It is your soul you need to change, not the climate. - Seneca
Every year around this time, I begin to contemplate how I am going to survive another summer of North Central Florida’s outstanding heat and humidity. I dread it with a passion. It confines me like I imagine winter cold does in other places; my days are ruled by avoidance - of being outdoors after 10am, of manual labor upstairs after 9, of vigorous exercise after 8. I feel imprisoned by the heat, and I hate it. And every year I try to tell myself that it’s a matter of attitude (and a few trips to the springs and a lot of cold showers). Thus far I’ve survived quite a few summers.
But the quote above, read with a different emphasis, speaks to a much more serious topic: We need to change our souls so we don’t change the climate. While I’m aware of the controversy, the sources that seem least self-interested predict serious climate change during this century if we keep going as we are. It’s going to get hotter and, while this thought fills me with dread at a most basic level, it calls me to greater action than heading north for the summer, or to the springs.
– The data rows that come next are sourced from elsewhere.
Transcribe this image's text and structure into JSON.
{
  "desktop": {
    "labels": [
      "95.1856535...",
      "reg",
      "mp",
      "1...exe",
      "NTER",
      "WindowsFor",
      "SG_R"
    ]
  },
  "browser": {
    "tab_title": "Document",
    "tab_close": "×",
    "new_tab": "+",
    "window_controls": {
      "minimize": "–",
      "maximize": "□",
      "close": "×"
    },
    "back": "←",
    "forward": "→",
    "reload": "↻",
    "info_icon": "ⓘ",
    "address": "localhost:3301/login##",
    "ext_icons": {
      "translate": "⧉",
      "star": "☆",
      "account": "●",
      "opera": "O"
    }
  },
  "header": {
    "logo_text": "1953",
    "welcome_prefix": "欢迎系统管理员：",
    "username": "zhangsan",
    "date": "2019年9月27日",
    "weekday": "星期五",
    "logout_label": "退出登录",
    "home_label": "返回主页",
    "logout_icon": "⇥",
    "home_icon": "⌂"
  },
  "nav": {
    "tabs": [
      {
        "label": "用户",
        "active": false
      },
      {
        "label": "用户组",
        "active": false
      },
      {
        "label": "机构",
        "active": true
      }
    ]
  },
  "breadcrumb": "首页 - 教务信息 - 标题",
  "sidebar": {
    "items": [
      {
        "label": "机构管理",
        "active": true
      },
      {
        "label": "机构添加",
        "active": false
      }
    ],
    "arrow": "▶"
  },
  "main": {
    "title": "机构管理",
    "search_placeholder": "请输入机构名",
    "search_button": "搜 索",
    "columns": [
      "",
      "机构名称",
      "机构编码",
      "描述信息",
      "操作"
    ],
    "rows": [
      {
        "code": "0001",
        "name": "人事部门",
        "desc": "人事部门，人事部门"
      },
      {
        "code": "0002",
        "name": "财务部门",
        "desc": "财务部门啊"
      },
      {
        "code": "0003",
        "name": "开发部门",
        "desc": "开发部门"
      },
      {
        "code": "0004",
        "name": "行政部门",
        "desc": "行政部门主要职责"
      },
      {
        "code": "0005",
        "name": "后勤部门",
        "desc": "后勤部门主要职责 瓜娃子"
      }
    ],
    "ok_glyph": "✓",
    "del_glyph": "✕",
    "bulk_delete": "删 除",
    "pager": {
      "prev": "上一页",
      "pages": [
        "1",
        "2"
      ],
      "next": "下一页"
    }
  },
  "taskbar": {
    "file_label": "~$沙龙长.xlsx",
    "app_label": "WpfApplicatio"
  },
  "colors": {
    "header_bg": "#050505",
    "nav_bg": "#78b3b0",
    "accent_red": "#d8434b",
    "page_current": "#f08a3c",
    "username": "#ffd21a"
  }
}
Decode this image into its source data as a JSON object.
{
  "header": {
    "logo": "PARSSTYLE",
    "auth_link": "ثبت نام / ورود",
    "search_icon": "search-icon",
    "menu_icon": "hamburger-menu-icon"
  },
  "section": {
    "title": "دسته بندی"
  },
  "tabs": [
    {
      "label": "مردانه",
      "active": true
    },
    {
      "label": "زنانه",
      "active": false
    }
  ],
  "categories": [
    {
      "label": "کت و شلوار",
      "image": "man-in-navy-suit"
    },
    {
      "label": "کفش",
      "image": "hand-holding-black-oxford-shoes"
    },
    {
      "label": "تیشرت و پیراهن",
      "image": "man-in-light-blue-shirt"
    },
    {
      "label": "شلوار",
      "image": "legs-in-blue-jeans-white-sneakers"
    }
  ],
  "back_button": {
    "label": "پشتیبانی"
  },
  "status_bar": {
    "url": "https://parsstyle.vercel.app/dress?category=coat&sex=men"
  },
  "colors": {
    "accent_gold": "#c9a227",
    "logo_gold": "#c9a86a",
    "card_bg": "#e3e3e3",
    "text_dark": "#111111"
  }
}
Why is there still argument about this? Even if we’re not absolutely sure, if there is a possibility of preventing rising ocean levels, widespread famine, and mass die-offs of species by changing our lifestyles now, why wouldn’t we? Why don’t we?
The First Gulf War of the early nineties was my first war as an adult. George Bush the Elder, in a moment of astonishing candor, called it a war in defense of our American lifestyle. This was the war where my friends were facing deployment (as opposed to this one where it’s the friends of my children), and I thought I would gladly give up my car and ride my bike every single day to save one of their lives. It’s our grandchildren who will face the catastrophe of climate change. Can’t we muster the gumption to change for them? My friend, Julie, says she has a recurring nightmare where her descendants ask her why she didn’t do something.
Jan Phillips, co-founder of Syracuse Cultural Workers says this: “No matter what our attempts to inform, it is our ability to inspire that will turn the tides.” I feel inspired by bike commuters who head out rain or shine and brave all kinds of inconvenience to avoid being “one more car,” and by folks counting food miles and travel miles, carbon footprints and the real cost of the “American Dream.” I’m inspired by those wonderful extremists who challenge themselves and others to “live simply so others can simply live.”
It’s getting hot, and I’m getting more and more
uncomfortable. I need a change of soul.